3. JDC is actually saving money by making the new application. The £100,110 is paid to the Planning Department, another States entity. This means that the money is not wasted. Effectively, money is being moved from one States entity to another. However, employing lawyers to make JDCs case to the inspector and defend any further appeals / Judicial Review will cost more than the Planning fee and would be paid to third parties.
What you must understand is that Le Masurier, is a rival developer to JDC. It’s interesting that they did not appeal No.4 JIFC, which is within 50m of their property. Building 5 is beyond 50m of the Le Masurier property and will not be seen from the property once No.4 JIFC is completed. The allegations of breaching the planning law are unfounded and are based on Le Masurier’s assumptions and not on the facts.
For the avoidance of doubt, the position of the building in the new application is exactly the same as the first application and in fact has not been moved. JDC is simply protecting its commercial interest in the same way that the Le Masurier’s appeal of the original permission and delaying the delivery is protecting their own commercial interest on their proposed development.

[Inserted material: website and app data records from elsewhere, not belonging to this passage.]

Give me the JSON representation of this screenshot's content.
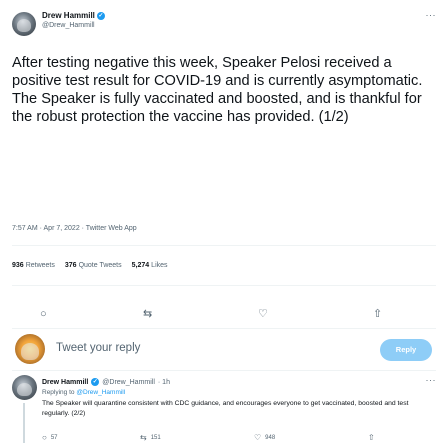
{
  "tweet": {
    "author": {
      "name": "Drew Hammill",
      "handle": "@Drew_Hammill"
    },
    "text": "After testing negative this week, Speaker Pelosi received a positive test result for COVID-19 and is currently asymptomatic. The Speaker is fully vaccinated and boosted, and is thankful for the robust protection the vaccine has provided. (1/2)",
    "meta": "7:57 AM · Apr 7, 2022 · Twitter Web App",
    "stats": {
      "retweets": {
        "count": "936",
        "label": "Retweets"
      },
      "quotes": {
        "count": "376",
        "label": "Quote Tweets"
      },
      "likes": {
        "count": "5,274",
        "label": "Likes"
      }
    }
  },
  "icons": {
    "verified": "✓",
    "more": "···",
    "reply": "○",
    "retweet": "⇆",
    "like": "♡",
    "share": "⇧"
  },
  "compose": {
    "placeholder": "Tweet your reply",
    "reply_label": "Reply"
  },
  "reply_tweet": {
    "author": {
      "name": "Drew Hammill",
      "handle": "@Drew_Hammill",
      "time": "· 1h"
    },
    "replying_label": "Replying to",
    "replying_to": "@Drew_Hammill",
    "text": "The Speaker will quarantine consistent with CDC guidance, and encourages everyone to get vaccinated, boosted and test regularly. (2/2)",
    "counts": {
      "replies": "57",
      "retweets": "151",
      "likes": "948"
    }
  },
  "colors": {
    "accent": "#1d9bf0",
    "reply_button": "#8ecdf7",
    "secondary_text": "#536471",
    "primary_text": "#0f1419"
  }
}
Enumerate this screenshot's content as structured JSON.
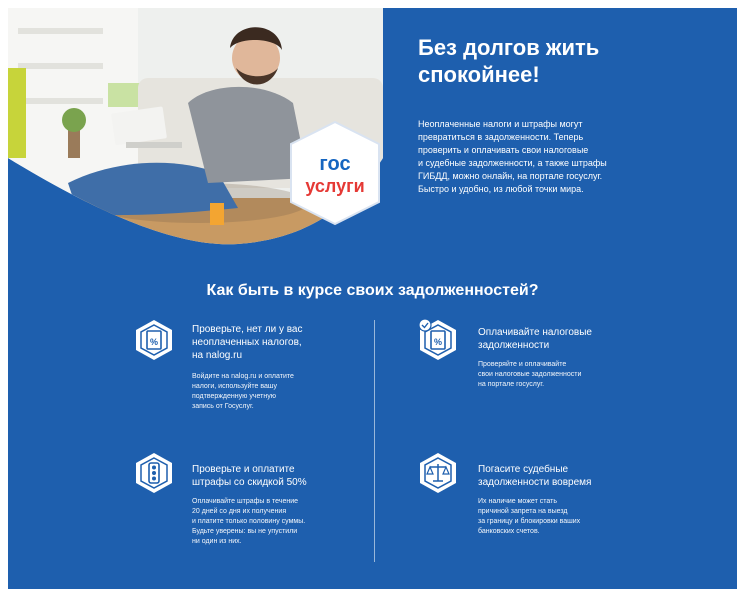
{
  "headline": {
    "line1": "Без долгов жить",
    "line2": "спокойнее!"
  },
  "intro": [
    "Неоплаченные налоги и штрафы могут",
    "превратиться в задолженности. Теперь",
    "проверить и оплачивать свои налоговые",
    "и судебные задолженности, а также штрафы",
    "ГИБДД, можно онлайн, на портале госуслуг.",
    "Быстро и удобно, из любой точки мира."
  ],
  "logo": {
    "line1": "гос",
    "line2": "услуги"
  },
  "section_title": "Как быть в курсе своих задолженностей?",
  "features": [
    {
      "icon": "document-percent-icon",
      "title": [
        "Проверьте, нет ли у вас",
        "неоплаченных налогов,",
        "на nalog.ru"
      ],
      "text": [
        "Войдите на nalog.ru и оплатите",
        "налоги, используйте вашу",
        "подтвержденную учетную",
        "запись от Госуслуг."
      ]
    },
    {
      "icon": "document-percent-check-icon",
      "title": [
        "Оплачивайте налоговые",
        "задолженности"
      ],
      "text": [
        "Проверяйте и оплачивайте",
        "свои налоговые задолженности",
        "на портале госуслуг."
      ]
    },
    {
      "icon": "traffic-light-icon",
      "title": [
        "Проверьте и оплатите",
        "штрафы со скидкой 50%"
      ],
      "text": [
        "Оплачивайте штрафы в течение",
        "20 дней со дня их получения",
        "и платите только половину суммы.",
        "Будьте уверены: вы не упустили",
        "ни один из них."
      ]
    },
    {
      "icon": "scales-icon",
      "title": [
        "Погасите судебные",
        "задолженности вовремя"
      ],
      "text": [
        "Их наличие может стать",
        "причиной запрета на выезд",
        "за границу и блокировки ваших",
        "банковских счетов."
      ]
    }
  ],
  "colors": {
    "brand_blue": "#1e5fae",
    "logo_blue": "#1565c0",
    "logo_red": "#e53935"
  }
}
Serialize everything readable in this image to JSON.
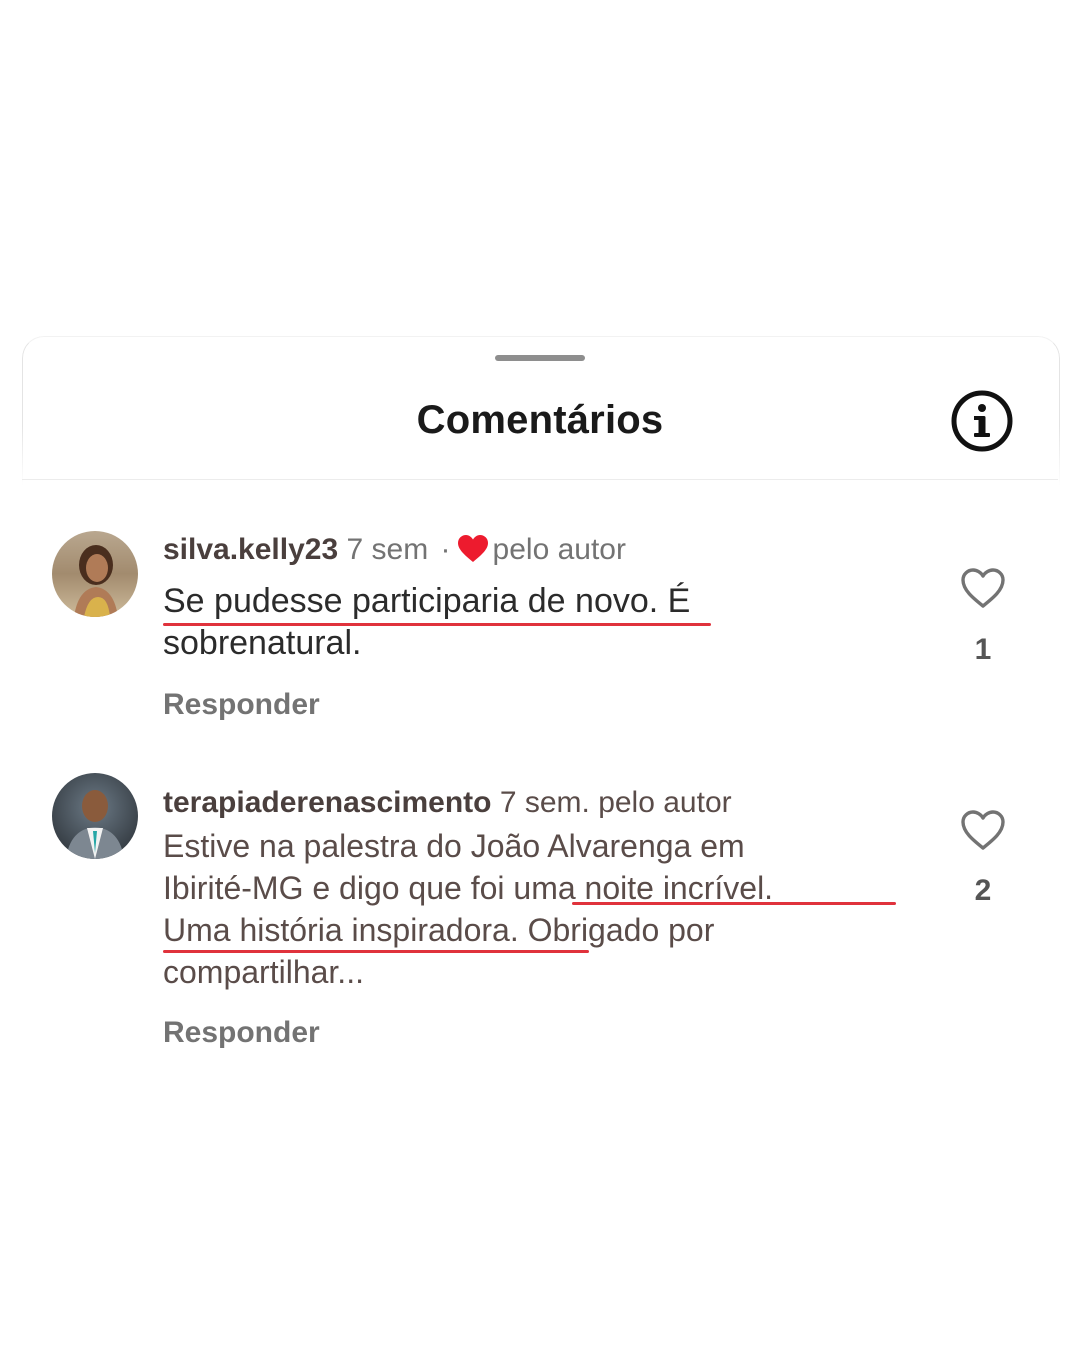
{
  "header": {
    "title": "Comentários",
    "info_icon": "info-icon"
  },
  "comments": [
    {
      "username": "silva.kelly23",
      "time": "7 sem",
      "separator": "·",
      "liked_by_author_icon": "heart-filled-icon",
      "liked_by_author": "pelo autor",
      "text_line1": "Se pudesse participaria de novo. É",
      "text_line2": "sobrenatural.",
      "reply_label": "Responder",
      "likes": "1",
      "avatar_icon": "avatar-photo"
    },
    {
      "username": "terapiaderenascimento",
      "time": "7 sem.",
      "liked_by_author": "pelo autor",
      "text_line1": "Estive na palestra do João Alvarenga em",
      "text_line2": "Ibirité-MG e digo que foi uma noite incrível.",
      "text_line3": "Uma história inspiradora. Obrigado por",
      "text_line4": "compartilhar...",
      "reply_label": "Responder",
      "likes": "2",
      "avatar_icon": "avatar-photo"
    }
  ],
  "colors": {
    "highlight_underline": "#e0323c",
    "heart_red": "#ed1b2e",
    "text_muted": "#737373"
  }
}
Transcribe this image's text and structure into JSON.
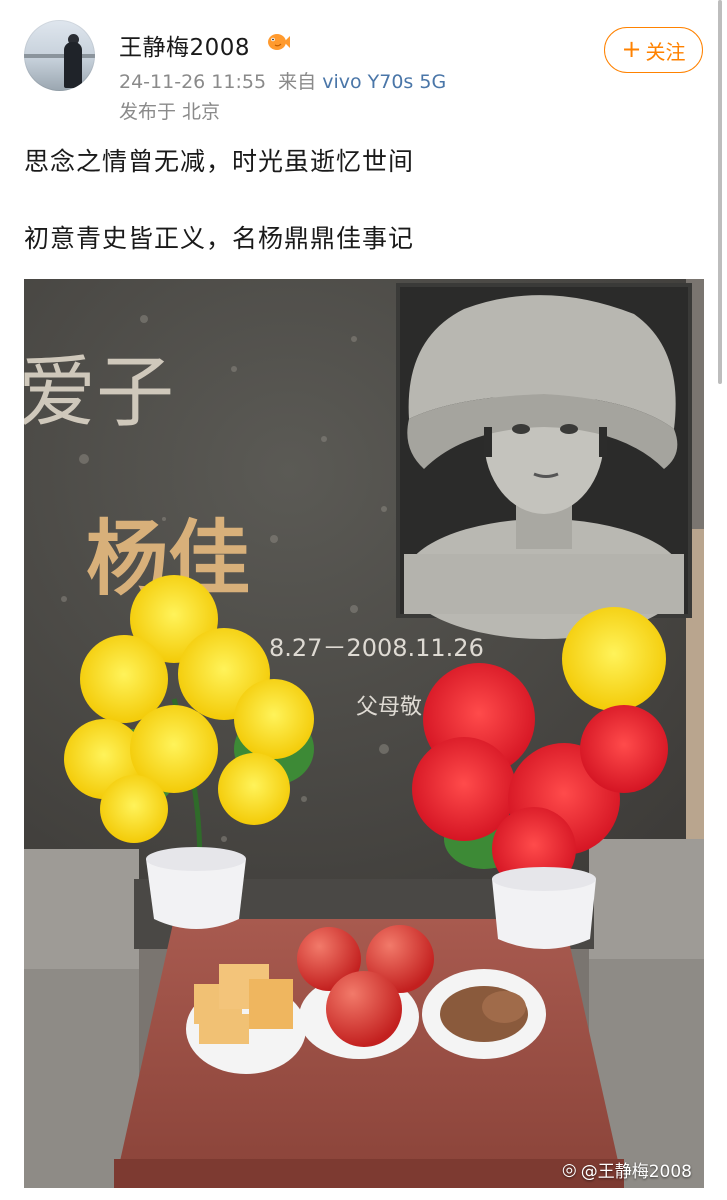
{
  "post": {
    "username": "王静梅2008",
    "timestamp": "24-11-26 11:55",
    "source_prefix": "来自",
    "device": "vivo Y70s 5G",
    "location": "发布于 北京",
    "follow_label": "关注",
    "text_lines": [
      "思念之情曾无减，时光虽逝忆世间",
      "初意青史皆正义，名杨鼎鼎佳事记"
    ]
  },
  "photo": {
    "inscription_title": "爱子",
    "inscription_name": "杨佳",
    "inscription_dates": "8.27－2008.11.26",
    "inscription_parents": "父母敬",
    "watermark": "@王静梅2008"
  }
}
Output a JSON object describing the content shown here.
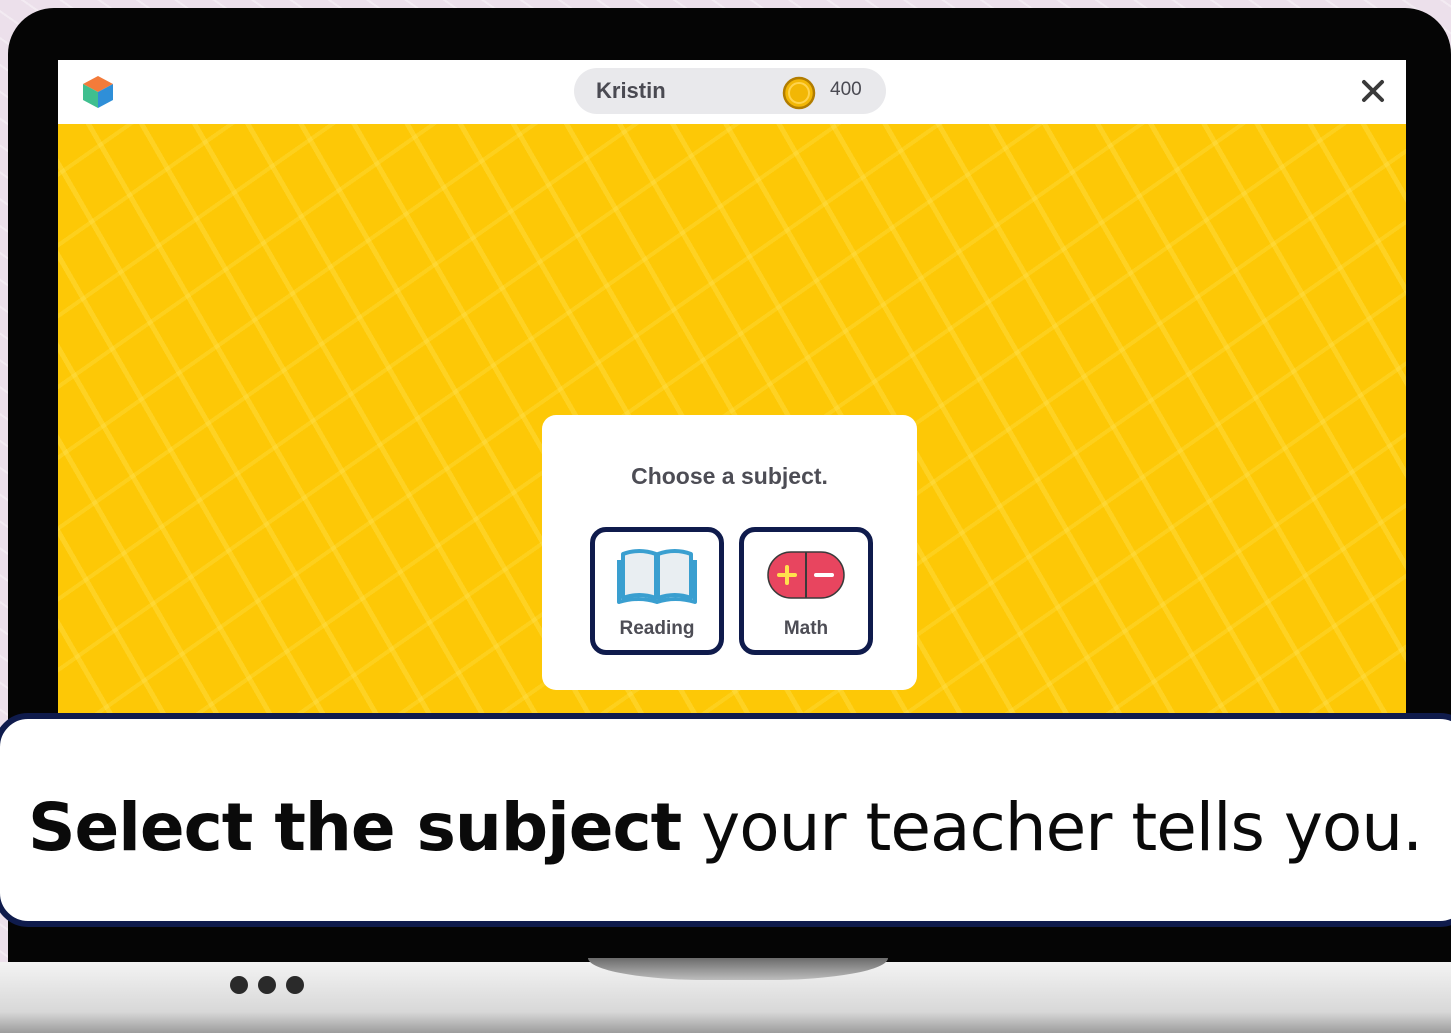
{
  "user": {
    "name": "Kristin",
    "coins": "400"
  },
  "dialog": {
    "title": "Choose a subject.",
    "subjects": [
      {
        "label": "Reading",
        "icon": "open-book-icon"
      },
      {
        "label": "Math",
        "icon": "plus-minus-icon"
      }
    ]
  },
  "caption": {
    "bold": "Select the subject",
    "rest": " your teacher tells you."
  },
  "colors": {
    "background_yellow": "#fdc806",
    "button_border": "#0f1b4c",
    "math_icon": "#e8455f",
    "reading_icon": "#3a9fd0",
    "coin": "#f2b705"
  }
}
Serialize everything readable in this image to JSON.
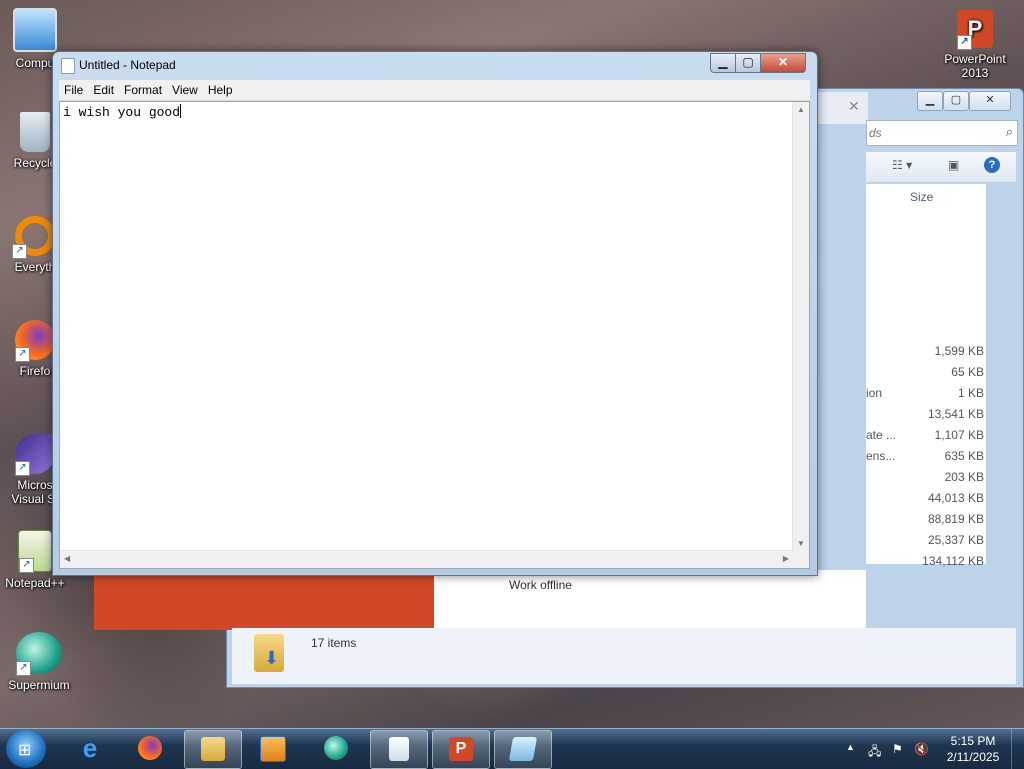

Each building does not cost £2m to obtain a detailed planning consent and stating this is deliberately misleading the public. In truth, approximately £2m is spent on professional fees to deliver a completed building, but to get to the detailed planning consent stage would incur around 15% to 20% of the total professional fees (including the planning application fee) i.e. between £300k to £400k per building. `
The UBS pre-let is what is in public domain and it’s standard practice for any developer to only make public announcements of pre-lets once the pre-let agreement is signed. As stated, we are currently in discussions with potential tenants and we hope to announce further lettings soon.
Whilst some may think that existing businesses relocating to the JIFC is of no value to the Island, this is not the case. Businesses relocate because they wish to be more efficient and to provide their staff with a good working environment to attract the best employees. What would be worse for Jersey is if a local business decided to relocate to another jurisdiction. ABN Amro decided to consolidate to Guernsey and shut down their Jersey office at the end of last year. Fortunately, the same week, Barclays consolidated to Jersey and the net job position increased slightly. It is vitally important for Jersey to provided this high quality office infrastructure or businesses will relocate off Island.